• DATASET RECORDS
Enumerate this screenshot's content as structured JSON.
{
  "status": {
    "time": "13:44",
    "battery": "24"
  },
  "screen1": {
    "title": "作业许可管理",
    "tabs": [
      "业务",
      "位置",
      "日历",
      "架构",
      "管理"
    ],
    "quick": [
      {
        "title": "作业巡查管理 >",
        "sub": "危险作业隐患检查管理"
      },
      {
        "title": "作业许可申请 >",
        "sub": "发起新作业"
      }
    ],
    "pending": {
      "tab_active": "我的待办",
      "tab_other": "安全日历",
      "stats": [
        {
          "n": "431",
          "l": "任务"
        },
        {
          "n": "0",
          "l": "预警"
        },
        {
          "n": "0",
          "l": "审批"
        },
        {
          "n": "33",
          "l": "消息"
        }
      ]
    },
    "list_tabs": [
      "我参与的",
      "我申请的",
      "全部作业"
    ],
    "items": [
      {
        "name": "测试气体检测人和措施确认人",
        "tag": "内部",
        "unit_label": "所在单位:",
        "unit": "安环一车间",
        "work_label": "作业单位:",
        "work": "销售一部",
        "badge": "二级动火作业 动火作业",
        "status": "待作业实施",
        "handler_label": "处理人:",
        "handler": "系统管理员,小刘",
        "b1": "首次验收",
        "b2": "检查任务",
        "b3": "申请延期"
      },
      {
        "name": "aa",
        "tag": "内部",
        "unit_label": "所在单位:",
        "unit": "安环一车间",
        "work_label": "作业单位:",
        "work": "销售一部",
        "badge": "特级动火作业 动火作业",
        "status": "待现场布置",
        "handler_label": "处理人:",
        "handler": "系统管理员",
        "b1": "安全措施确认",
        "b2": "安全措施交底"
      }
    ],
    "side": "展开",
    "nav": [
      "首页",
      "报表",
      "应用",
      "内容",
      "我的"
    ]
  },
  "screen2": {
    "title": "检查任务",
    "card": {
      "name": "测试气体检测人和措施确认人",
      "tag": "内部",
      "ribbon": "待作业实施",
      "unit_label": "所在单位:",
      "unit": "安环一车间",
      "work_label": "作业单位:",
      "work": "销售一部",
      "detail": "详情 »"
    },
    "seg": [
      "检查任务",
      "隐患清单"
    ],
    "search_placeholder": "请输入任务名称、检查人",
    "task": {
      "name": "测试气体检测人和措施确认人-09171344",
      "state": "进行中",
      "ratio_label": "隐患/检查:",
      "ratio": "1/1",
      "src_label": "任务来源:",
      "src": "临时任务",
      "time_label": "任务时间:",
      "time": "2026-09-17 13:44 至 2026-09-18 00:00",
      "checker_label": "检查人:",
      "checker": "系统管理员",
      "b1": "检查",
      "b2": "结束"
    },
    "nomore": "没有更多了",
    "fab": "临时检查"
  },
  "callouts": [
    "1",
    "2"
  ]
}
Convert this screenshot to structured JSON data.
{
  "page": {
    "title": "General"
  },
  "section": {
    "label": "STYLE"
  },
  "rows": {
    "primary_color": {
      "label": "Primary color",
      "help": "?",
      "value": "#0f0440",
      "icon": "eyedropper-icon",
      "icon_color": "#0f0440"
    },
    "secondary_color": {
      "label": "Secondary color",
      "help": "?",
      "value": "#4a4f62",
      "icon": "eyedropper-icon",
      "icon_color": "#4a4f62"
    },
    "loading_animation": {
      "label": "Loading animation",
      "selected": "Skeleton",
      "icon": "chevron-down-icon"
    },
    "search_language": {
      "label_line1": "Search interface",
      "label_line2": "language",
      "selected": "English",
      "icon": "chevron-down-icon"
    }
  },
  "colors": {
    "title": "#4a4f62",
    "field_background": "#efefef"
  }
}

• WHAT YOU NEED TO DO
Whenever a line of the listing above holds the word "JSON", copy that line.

• EXERCISE OUTPUT
Enumerate this screenshot's content as structured JSON.
Convert this screenshot to structured JSON data.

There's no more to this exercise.